Extracted data entries
▬▬▬▬▬▬▬▬▬▬
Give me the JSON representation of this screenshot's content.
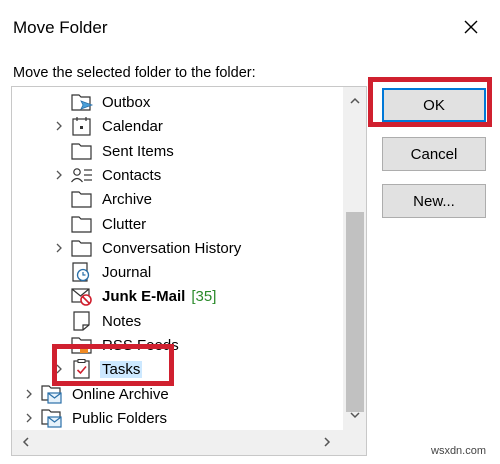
{
  "dialog": {
    "title": "Move Folder",
    "prompt": "Move the selected folder to the folder:",
    "close_icon": "close-x-icon"
  },
  "tree": {
    "items": [
      {
        "label": "Outbox",
        "icon": "outbox-icon",
        "expandable": false
      },
      {
        "label": "Calendar",
        "icon": "calendar-icon",
        "expandable": true
      },
      {
        "label": "Sent Items",
        "icon": "folder-icon",
        "expandable": false
      },
      {
        "label": "Contacts",
        "icon": "contacts-icon",
        "expandable": true
      },
      {
        "label": "Archive",
        "icon": "folder-icon",
        "expandable": false
      },
      {
        "label": "Clutter",
        "icon": "folder-icon",
        "expandable": false
      },
      {
        "label": "Conversation History",
        "icon": "folder-icon",
        "expandable": true
      },
      {
        "label": "Journal",
        "icon": "journal-icon",
        "expandable": false
      },
      {
        "label": "Junk E-Mail",
        "icon": "junk-mail-icon",
        "expandable": false,
        "bold": true,
        "count": "[35]"
      },
      {
        "label": "Notes",
        "icon": "notes-icon",
        "expandable": false
      },
      {
        "label": "RSS Feeds",
        "icon": "rss-folder-icon",
        "expandable": false
      },
      {
        "label": "Tasks",
        "icon": "tasks-icon",
        "expandable": true,
        "selected": true
      },
      {
        "label": "Online Archive",
        "icon": "mailbox-icon",
        "expandable": true
      },
      {
        "label": "Public Folders",
        "icon": "mailbox-icon",
        "expandable": true
      }
    ]
  },
  "buttons": {
    "ok": "OK",
    "cancel": "Cancel",
    "new": "New..."
  },
  "colors": {
    "highlight": "#d0202f",
    "selection": "#cce8ff",
    "default_button_border": "#0078d7",
    "count": "#2a8a2a"
  },
  "watermark": "wsxdn.com"
}
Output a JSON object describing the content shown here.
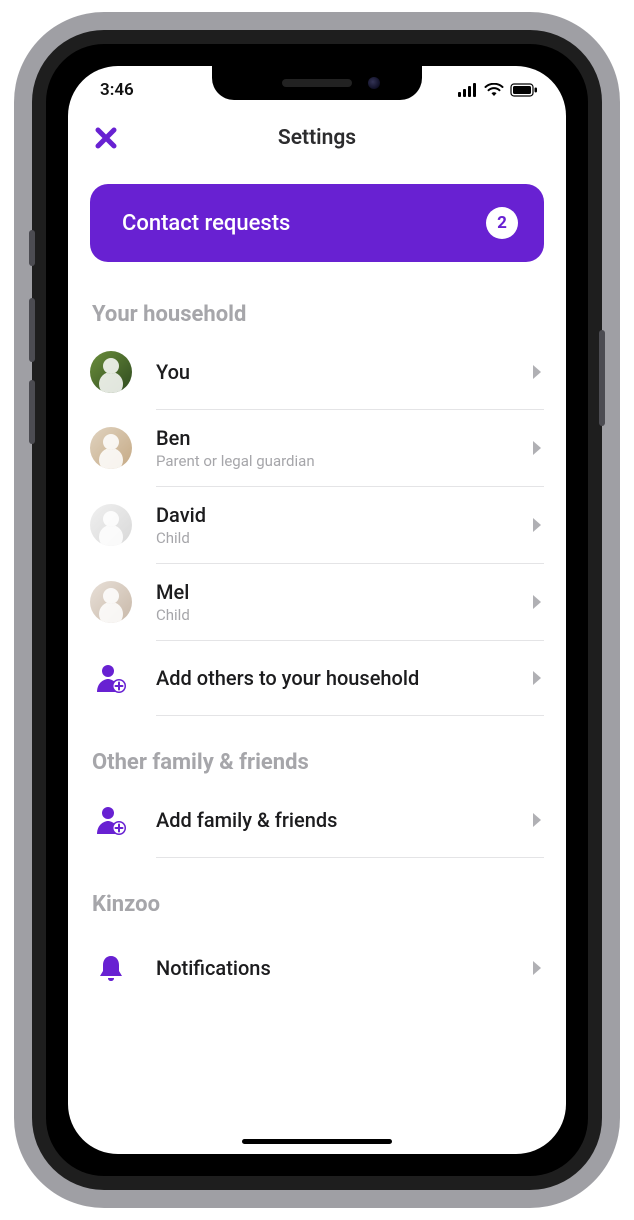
{
  "colors": {
    "accent": "#6821D2",
    "muted": "#a6a6aa",
    "text": "#1c1c1e"
  },
  "status": {
    "time": "3:46"
  },
  "header": {
    "title": "Settings"
  },
  "banner": {
    "label": "Contact requests",
    "badge": "2"
  },
  "sections": {
    "household": {
      "title": "Your household",
      "members": [
        {
          "name": "You",
          "role": ""
        },
        {
          "name": "Ben",
          "role": "Parent or legal guardian"
        },
        {
          "name": "David",
          "role": "Child"
        },
        {
          "name": "Mel",
          "role": "Child"
        }
      ],
      "add_label": "Add others to your household"
    },
    "friends": {
      "title": "Other family & friends",
      "add_label": "Add family & friends"
    },
    "kinzoo": {
      "title": "Kinzoo",
      "items": [
        {
          "label": "Notifications"
        }
      ]
    }
  }
}
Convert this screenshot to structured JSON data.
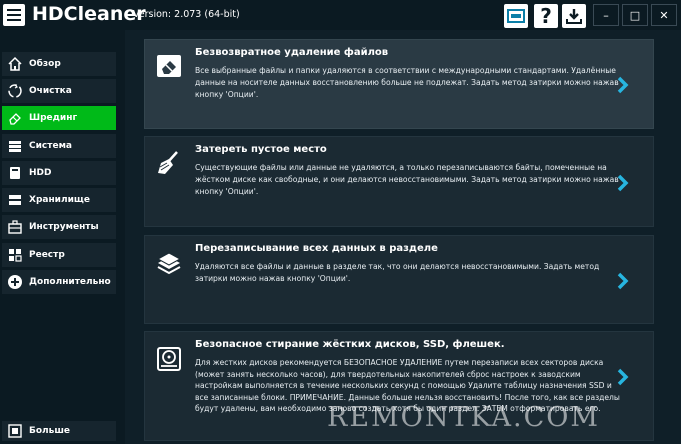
{
  "app": {
    "title": "HDCleaner",
    "version": "Version: 2.073 (64-bit)"
  },
  "window": {
    "minimize_label": "–",
    "maximize_label": "□",
    "close_label": "✕"
  },
  "toolbar": {
    "help_label": "?"
  },
  "sidebar": {
    "items": [
      {
        "label": "Обзор",
        "icon": "home-icon"
      },
      {
        "label": "Очистка",
        "icon": "recycle-icon"
      },
      {
        "label": "Шрединг",
        "icon": "eraser-icon"
      },
      {
        "label": "Система",
        "icon": "system-icon"
      },
      {
        "label": "HDD",
        "icon": "hdd-icon"
      },
      {
        "label": "Хранилище",
        "icon": "storage-icon"
      },
      {
        "label": "Инструменты",
        "icon": "toolbox-icon"
      },
      {
        "label": "Реестр",
        "icon": "registry-icon"
      },
      {
        "label": "Дополнительно",
        "icon": "plus-icon"
      }
    ],
    "more_label": "Больше"
  },
  "cards": [
    {
      "title": "Безвозвратное удаление файлов",
      "description": "Все выбранные файлы и папки удаляются в соответствии с международными стандартами. Удалённые данные на носителе данных восстановлению больше не подлежат. Задать метод затирки можно нажав кнопку 'Опции'."
    },
    {
      "title": "Затереть пустое место",
      "description": "Существующие файлы или данные не удаляются, а только перезаписываются байты, помеченные на жёстком диске как свободные, и они делаются невосстановимыми. Задать метод затирки можно нажав кнопку 'Опции'."
    },
    {
      "title": "Перезаписывание всех данных в разделе",
      "description": "Удаляются все файлы и данные в разделе так, что они делаются невосстановимыми. Задать метод затирки можно нажав кнопку 'Опции'."
    },
    {
      "title": "Безопасное стирание жёстких дисков, SSD, флешек.",
      "description": "Для жестких дисков рекомендуется БЕЗОПАСНОЕ УДАЛЕНИЕ путем перезаписи всех секторов диска (может занять несколько часов), для твердотельных накопителей сброс настроек к заводским настройкам выполняется в течение нескольких секунд с помощью Удалите таблицу назначения SSD и все записанные блоки. ПРИМЕЧАНИЕ. Данные больше нельзя восстановить! После того, как все разделы будут удалены, вам необходимо заново создать хотя бы один раздел. ЗАТЕМ отформатировать его."
    }
  ],
  "watermark": "REMONTKA.COM",
  "colors": {
    "accent": "#00ba18",
    "chevron": "#27b5e0",
    "background": "#0b1a22"
  }
}
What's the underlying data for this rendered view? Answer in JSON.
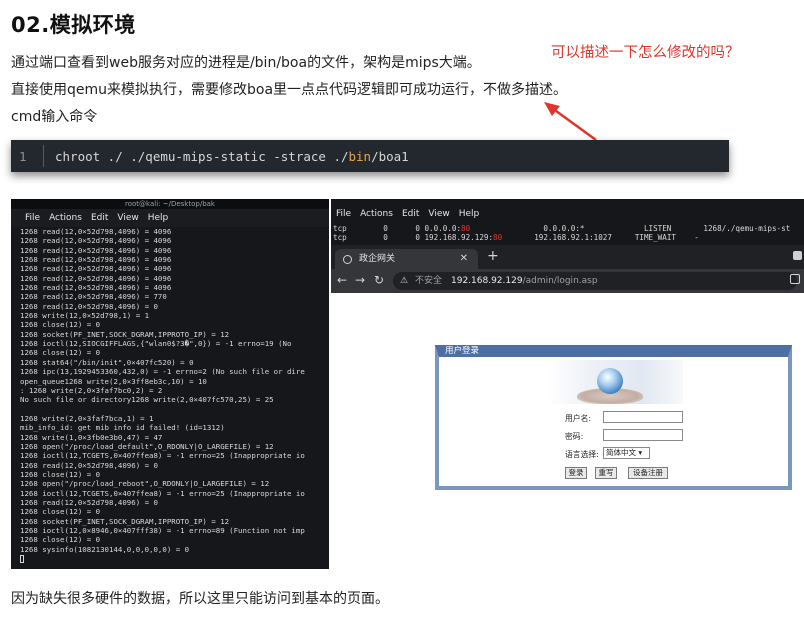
{
  "article": {
    "heading": "02.模拟环境",
    "para1": "通过端口查看到web服务对应的进程是/bin/boa的文件，架构是mips大端。",
    "para2": "直接使用qemu来模拟执行，需要修改boa里一点点代码逻辑即可成功运行，不做多描述。",
    "para3": "cmd输入命令",
    "annotation": "可以描述一下怎么修改的吗？",
    "footer": "因为缺失很多硬件的数据，所以这里只能访问到基本的页面。"
  },
  "code": {
    "line_number": "1",
    "pre": "chroot ./ ./qemu-mips-static -strace ./",
    "kw": "bin",
    "post": "/boa1"
  },
  "left_terminal": {
    "title": "root@kali: ~/Desktop/bak",
    "menu": [
      "File",
      "Actions",
      "Edit",
      "View",
      "Help"
    ],
    "lines": [
      "1268 read(12,0×52d798,4096) = 4096",
      "1268 read(12,0×52d798,4096) = 4096",
      "1268 read(12,0×52d798,4096) = 4096",
      "1268 read(12,0×52d798,4096) = 4096",
      "1268 read(12,0×52d798,4096) = 4096",
      "1268 read(12,0×52d798,4096) = 4096",
      "1268 read(12,0×52d798,4096) = 4096",
      "1268 read(12,0×52d798,4096) = 770",
      "1268 read(12,0×52d798,4096) = 0",
      "1268 write(12,0×52d798,1) = 1",
      "1268 close(12) = 0",
      "1268 socket(PF_INET,SOCK_DGRAM,IPPROTO_IP) = 12",
      "1268 ioctl(12,SIOCGIFFLAGS,{\"wlan0$?3�\",0}) = -1 errno=19 (No",
      "1268 close(12) = 0",
      "1268 stat64(\"/bin/init\",0×407fc520) = 0",
      "1268 ipc(13,1929453360,432,0) = -1 errno=2 (No such file or dire",
      "open_queue1268 write(2,0×3ff8eb3c,10) = 10",
      ": 1268 write(2,0×3faf7bc0,2) = 2",
      "No such file or directory1268 write(2,0×407fc570,25) = 25",
      "",
      "1268 write(2,0×3faf7bca,1) = 1",
      "mib_info_id: get mib info id failed! (id=1312)",
      "1268 write(1,0×3fb0e3b0,47) = 47",
      "1268 open(\"/proc/load_default\",O_RDONLY|O_LARGEFILE) = 12",
      "1268 ioctl(12,TCGETS,0×407ffea8) = -1 errno=25 (Inappropriate io",
      "1268 read(12,0×52d798,4096) = 0",
      "1268 close(12) = 0",
      "1268 open(\"/proc/load_reboot\",O_RDONLY|O_LARGEFILE) = 12",
      "1268 ioctl(12,TCGETS,0×407ffea8) = -1 errno=25 (Inappropriate io",
      "1268 read(12,0×52d798,4096) = 0",
      "1268 close(12) = 0",
      "1268 socket(PF_INET,SOCK_DGRAM,IPPROTO_IP) = 12",
      "1268 ioctl(12,0×8946,0×407fff38) = -1 errno=89 (Function not imp",
      "1268 close(12) = 0",
      "1268 sysinfo(1082130144,0,0,0,0,0) = 0"
    ]
  },
  "right_terminal": {
    "menu": [
      "File",
      "Actions",
      "Edit",
      "View",
      "Help"
    ],
    "net1": {
      "proto": "tcp",
      "q": "0",
      "s": "0",
      "local": "0.0.0.0:",
      "local_port": "80",
      "foreign": "0.0.0.0:*",
      "state": "LISTEN",
      "prog": "1268/./qemu-mips-st"
    },
    "net2": {
      "proto": "tcp",
      "q": "0",
      "s": "0",
      "local": "192.168.92.129:",
      "local_port": "80",
      "foreign": "192.168.92.1:1027",
      "state": "TIME_WAIT",
      "prog": "-"
    }
  },
  "browser": {
    "tab_title": "政企网关",
    "insecure": "不安全",
    "host": "192.168.92.129",
    "path": "/admin/login.asp",
    "panel_title": "用户登录",
    "username_label": "用户名:",
    "password_label": "密码:",
    "language_label": "语言选择:",
    "language_value": "简体中文",
    "login_btn": "登录",
    "reset_btn": "重写",
    "manager_btn": "设备注册"
  },
  "colors": {
    "annotation": "#e0352b",
    "code_bg": "#23272e",
    "panel_border": "#4d6fa3"
  }
}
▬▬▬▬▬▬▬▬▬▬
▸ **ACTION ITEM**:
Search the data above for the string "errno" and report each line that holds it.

▸ **PROBLEM SOLUTION**:
      "1268 ioctl(12,SIOCGIFFLAGS,{\"wlan0$?3�\",0}) = -1 errno=19 (No",
      "1268 ipc(13,1929453360,432,0) = -1 errno=2 (No such file or dire",
      "1268 ioctl(12,TCGETS,0×407ffea8) = -1 errno=25 (Inappropriate io",
      "1268 ioctl(12,TCGETS,0×407ffea8) = -1 errno=25 (Inappropriate io",
      "1268 ioctl(12,0×8946,0×407fff38) = -1 errno=89 (Function not imp",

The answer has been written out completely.